Exploring the Eight Limb Path: Dhyana

Week Seven: Meditation

Over the next few months we’ll #GoDeep into Patanjali’s Eight Limb Path. If you’re just checking in, be sure to read our intro post on the path itself and its first limb, the yamas. So far we’ve also covered the niyamas, asana, pranayamapratyahara, and dharana.

Dhyana, in Sanskrit, means contemplation, reflection and profound, abstract meditation; the seventh of Patanjali’s Eight Limbs, it’s virtually impossible to talk about without mentioning dharana, the limb we covered last week. While dhyana, meditation, and dharana, concentration, may appear to be the same, there are key differences.

Dharana is the practice of single-pointed concentration and the tool most at work in the observation of mindfulness; it has natural, off-the-mat applications that dhayana does not, like helping us listen to a conversation more deeply or enjoy an experience more fully. As a tool for meditation, the cultivation of dharana allows us to focus our thoughts on one point — the breath, a mantra, an object, or a sound.

monks-meditation

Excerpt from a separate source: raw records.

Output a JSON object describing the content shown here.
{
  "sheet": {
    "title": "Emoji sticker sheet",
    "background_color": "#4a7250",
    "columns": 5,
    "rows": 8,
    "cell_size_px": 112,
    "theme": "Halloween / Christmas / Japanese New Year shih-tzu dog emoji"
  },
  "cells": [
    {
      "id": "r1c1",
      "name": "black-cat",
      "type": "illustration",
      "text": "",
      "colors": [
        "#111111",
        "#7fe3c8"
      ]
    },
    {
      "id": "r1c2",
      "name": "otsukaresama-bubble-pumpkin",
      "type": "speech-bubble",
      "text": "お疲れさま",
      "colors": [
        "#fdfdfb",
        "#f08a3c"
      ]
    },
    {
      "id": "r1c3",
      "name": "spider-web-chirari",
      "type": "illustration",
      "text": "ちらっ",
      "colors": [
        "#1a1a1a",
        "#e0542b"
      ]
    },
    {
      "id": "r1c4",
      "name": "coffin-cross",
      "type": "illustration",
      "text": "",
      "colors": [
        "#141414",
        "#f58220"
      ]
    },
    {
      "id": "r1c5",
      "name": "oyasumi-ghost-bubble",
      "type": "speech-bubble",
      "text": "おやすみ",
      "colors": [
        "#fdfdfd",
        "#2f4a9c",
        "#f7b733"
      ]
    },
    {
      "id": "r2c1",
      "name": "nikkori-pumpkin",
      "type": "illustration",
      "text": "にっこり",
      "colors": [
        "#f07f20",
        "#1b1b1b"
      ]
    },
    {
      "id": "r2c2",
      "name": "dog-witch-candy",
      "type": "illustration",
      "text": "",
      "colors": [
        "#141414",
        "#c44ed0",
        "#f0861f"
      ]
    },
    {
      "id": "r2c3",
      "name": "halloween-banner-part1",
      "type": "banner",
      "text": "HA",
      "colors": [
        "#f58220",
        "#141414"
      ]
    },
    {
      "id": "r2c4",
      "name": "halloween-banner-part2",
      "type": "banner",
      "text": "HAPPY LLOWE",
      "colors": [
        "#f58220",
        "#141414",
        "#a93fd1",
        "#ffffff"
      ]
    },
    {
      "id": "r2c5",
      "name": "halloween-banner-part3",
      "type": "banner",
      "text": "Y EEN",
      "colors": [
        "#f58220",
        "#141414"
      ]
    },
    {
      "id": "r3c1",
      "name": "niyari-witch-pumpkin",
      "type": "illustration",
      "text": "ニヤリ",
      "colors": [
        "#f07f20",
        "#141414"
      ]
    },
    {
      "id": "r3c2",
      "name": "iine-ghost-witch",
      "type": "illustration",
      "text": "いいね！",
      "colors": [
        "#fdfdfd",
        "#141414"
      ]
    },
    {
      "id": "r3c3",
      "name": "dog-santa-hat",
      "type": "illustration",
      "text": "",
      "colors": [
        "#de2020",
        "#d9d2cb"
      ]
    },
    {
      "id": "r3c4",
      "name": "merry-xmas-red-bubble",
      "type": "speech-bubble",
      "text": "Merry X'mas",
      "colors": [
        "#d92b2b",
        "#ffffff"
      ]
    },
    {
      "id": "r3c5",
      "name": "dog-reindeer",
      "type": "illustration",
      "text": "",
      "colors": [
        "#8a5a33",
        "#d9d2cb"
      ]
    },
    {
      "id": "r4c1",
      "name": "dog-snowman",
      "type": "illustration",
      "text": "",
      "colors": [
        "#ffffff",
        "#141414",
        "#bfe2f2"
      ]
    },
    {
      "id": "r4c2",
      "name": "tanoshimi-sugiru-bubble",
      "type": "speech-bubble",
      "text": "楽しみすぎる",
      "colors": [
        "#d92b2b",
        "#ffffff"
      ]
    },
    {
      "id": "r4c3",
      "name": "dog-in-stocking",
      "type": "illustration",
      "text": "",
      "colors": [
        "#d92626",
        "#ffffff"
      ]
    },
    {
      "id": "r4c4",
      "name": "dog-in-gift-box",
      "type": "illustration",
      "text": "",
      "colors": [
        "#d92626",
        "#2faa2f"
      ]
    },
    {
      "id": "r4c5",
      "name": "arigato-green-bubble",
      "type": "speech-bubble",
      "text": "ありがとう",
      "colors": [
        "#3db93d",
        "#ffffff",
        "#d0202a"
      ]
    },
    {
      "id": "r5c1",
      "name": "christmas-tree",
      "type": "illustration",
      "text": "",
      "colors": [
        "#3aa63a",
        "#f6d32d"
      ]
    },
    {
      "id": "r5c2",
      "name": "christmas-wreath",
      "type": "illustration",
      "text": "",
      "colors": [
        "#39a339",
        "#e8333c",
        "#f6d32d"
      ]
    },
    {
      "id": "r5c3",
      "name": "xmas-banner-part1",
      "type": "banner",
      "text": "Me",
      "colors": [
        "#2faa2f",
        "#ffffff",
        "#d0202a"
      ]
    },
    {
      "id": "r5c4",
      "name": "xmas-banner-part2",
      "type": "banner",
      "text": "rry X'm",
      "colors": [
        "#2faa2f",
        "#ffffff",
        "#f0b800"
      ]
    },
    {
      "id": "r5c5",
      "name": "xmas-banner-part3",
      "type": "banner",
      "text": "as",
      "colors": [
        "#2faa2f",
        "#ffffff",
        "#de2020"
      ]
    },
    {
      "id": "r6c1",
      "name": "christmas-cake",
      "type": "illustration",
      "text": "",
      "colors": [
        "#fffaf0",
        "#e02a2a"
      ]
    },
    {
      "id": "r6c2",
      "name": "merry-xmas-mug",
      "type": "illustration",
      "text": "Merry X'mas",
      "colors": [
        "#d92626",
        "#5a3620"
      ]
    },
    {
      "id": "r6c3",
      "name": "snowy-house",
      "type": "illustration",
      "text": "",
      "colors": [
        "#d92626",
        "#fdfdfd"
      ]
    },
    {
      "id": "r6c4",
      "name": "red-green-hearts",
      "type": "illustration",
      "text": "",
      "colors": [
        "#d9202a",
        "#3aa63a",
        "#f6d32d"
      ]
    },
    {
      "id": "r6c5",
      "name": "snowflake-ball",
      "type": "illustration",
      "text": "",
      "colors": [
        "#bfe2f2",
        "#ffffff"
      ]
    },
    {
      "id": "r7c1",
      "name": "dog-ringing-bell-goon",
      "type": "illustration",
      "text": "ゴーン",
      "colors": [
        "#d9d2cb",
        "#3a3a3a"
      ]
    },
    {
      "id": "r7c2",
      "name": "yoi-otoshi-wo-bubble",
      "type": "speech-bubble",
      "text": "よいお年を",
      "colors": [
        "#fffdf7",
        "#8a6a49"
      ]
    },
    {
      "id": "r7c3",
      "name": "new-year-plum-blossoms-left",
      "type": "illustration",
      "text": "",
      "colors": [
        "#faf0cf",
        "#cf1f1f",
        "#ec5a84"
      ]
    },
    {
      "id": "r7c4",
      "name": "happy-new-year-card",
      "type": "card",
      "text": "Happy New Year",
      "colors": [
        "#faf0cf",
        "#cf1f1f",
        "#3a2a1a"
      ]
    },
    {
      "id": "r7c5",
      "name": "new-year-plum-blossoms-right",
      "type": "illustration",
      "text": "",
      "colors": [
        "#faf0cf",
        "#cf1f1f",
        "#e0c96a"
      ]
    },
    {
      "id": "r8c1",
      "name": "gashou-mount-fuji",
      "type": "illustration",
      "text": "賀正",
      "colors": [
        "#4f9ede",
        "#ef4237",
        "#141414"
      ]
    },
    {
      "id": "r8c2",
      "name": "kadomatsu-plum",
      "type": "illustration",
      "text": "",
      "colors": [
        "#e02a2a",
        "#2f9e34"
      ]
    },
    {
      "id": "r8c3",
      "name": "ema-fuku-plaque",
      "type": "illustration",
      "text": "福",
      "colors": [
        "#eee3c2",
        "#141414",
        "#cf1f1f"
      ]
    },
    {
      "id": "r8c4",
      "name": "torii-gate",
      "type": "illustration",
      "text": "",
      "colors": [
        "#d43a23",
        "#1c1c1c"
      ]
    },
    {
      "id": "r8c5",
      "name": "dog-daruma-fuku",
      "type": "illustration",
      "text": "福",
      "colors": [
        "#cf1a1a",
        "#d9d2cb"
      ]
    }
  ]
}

Unlike dharana, dhyana is an absolute practice; while you can practice meditation anywhere — on a plane, at your desk, lying in bed — you can not meditate while having a conversation or engaging fully in an experience. It is an experience complete in and of itself.

Here’s another way to look at it: Dharana, according to the Indian philosopher and theologist Adi Shankara, is the state of being focused on one object while remaining aware of its many aspects and holding many ideas about that object. Dhyana is the yoga state in which there is only a uniform stream of continuous thought about the object, uninterrupted by different thoughts about the object.

Super heady, right?

Absolutely, but we’re ready for this. The more concrete limbs of Patanjali’s path have been leading up to this abstract, esoteric point. By opening the body, purifying the breath, and practicing concentration in our day to day lives, the state of complete absorption that dhyana requires is not so far off. Create space at the end of your next yoga practice to sit in quiet contemplation, free of agenda or nagging concerns about what needs to happen next. Make room for the mind to still. Watch.

Photos: Top photo courtesy of www.amaravati.org; monks meditating from asiatrips.travel